Today is my last day of maternity leave. I return to work full time on Monday. Of course, I’ve been doing work this whole time (errr), but the idea of the return to my normal life is daunting. Depressing. All I want to be is a stay at home mom — but let’s get real, I really like maternity-leave mom. The one who still has some money coming in thanks to Aflac coverage. The mom who can shop in the morning, watch a little HBO around lunch, and then do one or two chores. The lady who, although she stopped taking naps a few weeks ago, is taking full advantage of the sleeping babe in her arms.
I’m luckier than most. I don’t have the additional expense of sending C4 to daycare – emotional or financial. C3 will still be going to daycare, but C4 will stick with me – my daily sidekick. Last time, it was an every other day type of deal, and I wonder how I will adjust to having the full-time care of a baby plus my work expectations. Right now, it should be easy – she really only eats and sleeps. In a few months, it will get tougher.
But right now? Right now I’m enjoying my last day. We napped in bed this morning. We went out for lunch. She’s sleeping in my arms at this very moment. I’ve stared at her. I’ve prayed over her. I’ve kissed her so much her head smells vaguely of my own breath. These eight weeks have melted away, and I am left with this new human who is beginning to be more alert, more awake, more ready to know her world.
It’s time to move from the couch back to my office. It’s time to move forward. Even if I stayed right where I am for another week or two, this child in my arms is racing and advancing and growing faster than I can adjust. No matter how I’d like this phase to linger, it’s changing with or without my permission. If this sounds maudlin, it’s not. Being able to see the progression from newborn to infant to toddler with C3 helps me here. I am in awe of my children. K teases me when I try to explain this to him, asking me if I’ll be ready when they leave for college. I won’t be and I will be – it’s the dichotomy of motherhood, I think.

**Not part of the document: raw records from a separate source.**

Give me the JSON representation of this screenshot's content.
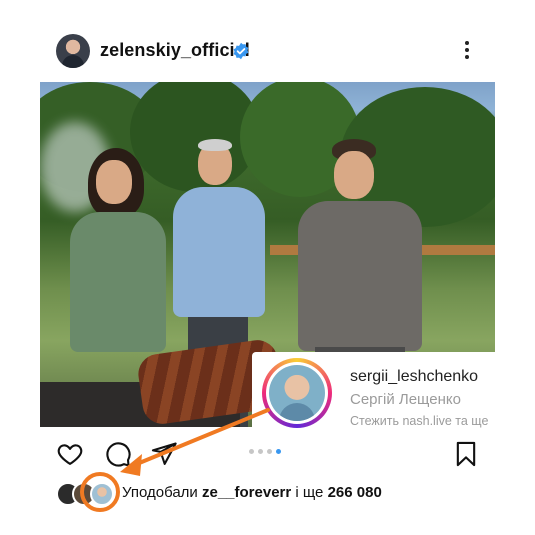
{
  "post": {
    "username": "zelenskiy_official",
    "verified": true,
    "more_icon": "more-vertical-icon"
  },
  "tag_card": {
    "username": "sergii_leshchenko",
    "display_name": "Сергій Лещенко",
    "followed_by": "Стежить nash.live та ще"
  },
  "carousel": {
    "dot_count": 4,
    "active_index": 3,
    "active_color": "#3897f0"
  },
  "actions": {
    "like_icon": "heart-icon",
    "comment_icon": "comment-icon",
    "share_icon": "send-icon",
    "save_icon": "bookmark-icon"
  },
  "likes": {
    "prefix": "Уподобали ",
    "liker": "ze__foreverr",
    "suffix": " і ще ",
    "count": "266 080"
  },
  "annotation": {
    "arrow_color": "#f07a22"
  }
}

Just like with C3, it is hard to imagine my life without her. While I have lots of lots of memories of parenthood with only one child, it seems as though C4 was always there, just waiting to make her appearance. I’ve always been her mother; she’s always been my daughter.